For those who could use some help with their choices, Consumer Reports ranks commercially available sunscreens each year. According to the researchers at Consumer’s Union, the following products scored 81 or higher overall and were rated excellent or very good for UVA and UVB protection:

  • La Roche-Posay Anthelios 60 Melt-in Sunscreen Milk SPF 60 ($36, or $7.20 an ounce, score of 100);
  • Equate Sport Lotion SPF 50 ($5, or 63 cents an ounce, score of 99; and
  • BullFrog Land Sport Quik Gel SPF 50 ($8.50, or $1.70 cents an ounce, score of 95).

The magazine also rated the top spray and stick sunscreens—two of which rated highly:

  • Trader Joe’s Spray SPF 50+ ($6, or $1 an ounce, score of 100); and
  • Up & Up (Target) Kids Sunscreen Stick SPF 55 ($8, or $6.67 an ounce, score of 85).
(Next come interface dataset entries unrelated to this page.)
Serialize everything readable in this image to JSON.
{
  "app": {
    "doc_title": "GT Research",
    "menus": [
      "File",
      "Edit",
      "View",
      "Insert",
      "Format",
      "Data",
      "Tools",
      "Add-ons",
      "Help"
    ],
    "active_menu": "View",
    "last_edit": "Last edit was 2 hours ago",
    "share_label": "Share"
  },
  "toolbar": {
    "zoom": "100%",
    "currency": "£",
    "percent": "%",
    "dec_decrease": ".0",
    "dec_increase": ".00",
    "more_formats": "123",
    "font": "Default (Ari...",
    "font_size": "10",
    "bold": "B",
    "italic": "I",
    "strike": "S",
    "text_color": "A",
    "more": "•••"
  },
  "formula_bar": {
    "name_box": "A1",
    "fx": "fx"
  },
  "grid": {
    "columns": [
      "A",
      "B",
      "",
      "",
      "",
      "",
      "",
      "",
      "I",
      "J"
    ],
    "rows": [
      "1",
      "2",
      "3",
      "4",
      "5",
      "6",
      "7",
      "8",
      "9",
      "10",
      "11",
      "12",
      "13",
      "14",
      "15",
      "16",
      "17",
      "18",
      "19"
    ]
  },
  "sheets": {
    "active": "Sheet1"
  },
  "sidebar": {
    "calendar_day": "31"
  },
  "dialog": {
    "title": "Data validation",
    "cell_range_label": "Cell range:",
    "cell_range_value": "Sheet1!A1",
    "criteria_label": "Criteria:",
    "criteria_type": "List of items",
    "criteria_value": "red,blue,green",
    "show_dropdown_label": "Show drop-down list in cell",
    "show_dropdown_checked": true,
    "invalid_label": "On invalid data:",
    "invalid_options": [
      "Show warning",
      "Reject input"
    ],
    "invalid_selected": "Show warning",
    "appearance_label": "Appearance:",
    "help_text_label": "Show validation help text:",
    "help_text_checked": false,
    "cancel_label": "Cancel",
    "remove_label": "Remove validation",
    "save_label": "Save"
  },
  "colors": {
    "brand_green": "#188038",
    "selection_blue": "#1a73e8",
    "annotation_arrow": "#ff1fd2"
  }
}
Among natural sunscreens, California Kids #Supersensitive Lotion SPF 30+ scored highest. It received an overall score of 55 and costs $20 a package, or $6.90 an ounce.

The report recommends against using sprays on kids until researchers know more about the dangers of inhaling them. If you do use them, Consumer Reports suggest spraying the solution onto your hand, then rubbing it into your skin.

Application tips

Among the recommendations for applying such products are the following, according to the American Academy of Dermatology:

  • Apply sunscreen generously 15 minutes before going outdoors;
  • Use enough—at least one ounce for an adult (about the amount you can hold in your palm) to fully cover your body;.
  • Remember your neck, face, ears, tops of your feet, and legs;
  • Use a balm with an SPF of at least 15 for your lips; and
  • Reapply sunscreen at least every two hours, or immediately after swimming or sweating.

Finally, using sunscreen should not be your only defense against the sun. For the best protection, the experts  says, stay in the shade and wear protective clothing, a hat with a wide brim, and sunglasses, as well as sunscreen.

Research contact: 1-800-CDC-INFO